But the economic backlash has continued in potentially damaging ways.

A handful of companies have said in recent days that they would either pull, reconsider or avoid projects in North Carolina — moves that separate them from a much larger field of firms, including many of the state's biggest employers, who have signed a letter of opposition to the law.

A similar movement helped turn the tide against a bill in Georgia that would have made it easier for businesses to deny services to gay couples.

But in North Carolina, lawmakers have showed no sign of backing down.

File photo of PayPal President and CEO designee Dan Schulman speaking during an event at Terra Gallery in San Francisco
PayPal President and CEO designee Dan Schulman speaks during an event at Terra Gallery in San Francisco, California in this file photo. REUTERS/Robert Galbraith/FilesREUTERS

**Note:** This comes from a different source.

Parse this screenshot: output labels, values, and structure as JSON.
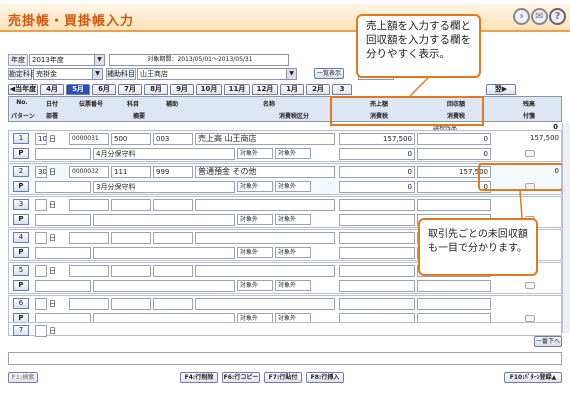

On March 18, PayPal announced plans to build a $3.6 million global operations center in Charlotte and hire 400 people to work there. Five days later, the state legislature held a special one-day session to head off a Charlotte city ordinance extending anti-discrimination protections to lesbians, gays, bisexuals and transgender people — including the freedom to use the bathroom of their chosen gender. The rushed vote, and McCrory's late-night signature, essentially nullified that measure and prevented any other efforts to pass LGBT protections.

On Tuesday, CEO Dan Schulman said the company was scrapping its plans. He said in a statement that the new law "perpetuates discrimination" and violated the company's "values and principles." He also pledged to work with the state's LGBT community to press for the new law to be repealed.

North Carolina lured PayPal with $2.7 million in economic development grants, but the state estimated that the facility's payroll alone would have generated more than $20 million a year.

Google Ventures

Last week, the CEO of Google's venture capital arm notified his partners that he did not want to invest in projects in North Carolina "until the voters fix this," Re/code reported.

The decision didn't have any immediate impact, since Google Ventures has yet to back any North Carolina startups. But the state is home to a huge technology and research industry, including a bumper crop of entrepreneurial companies, and could have benefited from the firm's support. Startups raised $1.2 billion in investment funding in 2015, three-quarters of which came from outside the state, according to North Carolina's Council for Economic Development.

Braeburn Pharmaceuticals

Two days before the new law passed, the Princeton, New Jersey-based drug company, which specializes in medications that treat drug addiction, announced that it would build a manufacturing and research facility in Durham County, saying it would create 52 new jobs as part of a $20 million investment in the area. After the law passed, the company said it might change its mind.

"Building a manufacturing and research facility is a business necessity to ensure we fulfill our commitment to patients; we are reevaluating our options based on the recent, unjust legislation," the company said in a statement.

Red Ventures

The South Carolina marketing and technology company had plans to expand its Charlotte operations building out its offices at the city's University Research Park and double its local workforce to about 1,000. The company was enticed by a package of tax breaks. CEO Ric Elias said he hoped to add thousands of jobs in the future. But now that could vanish.

In an open letter to McCrory posted Tuesday to Twitter, Elias, a North Carolina resident and former McCrory supporter, said the law "does not reflect the values of our people, our state or our democratic process." He said the law forced him to "seriously reconsider adding more jobs in a state that tolerates discrimination." he also said he was joining the fight to get the law repealed.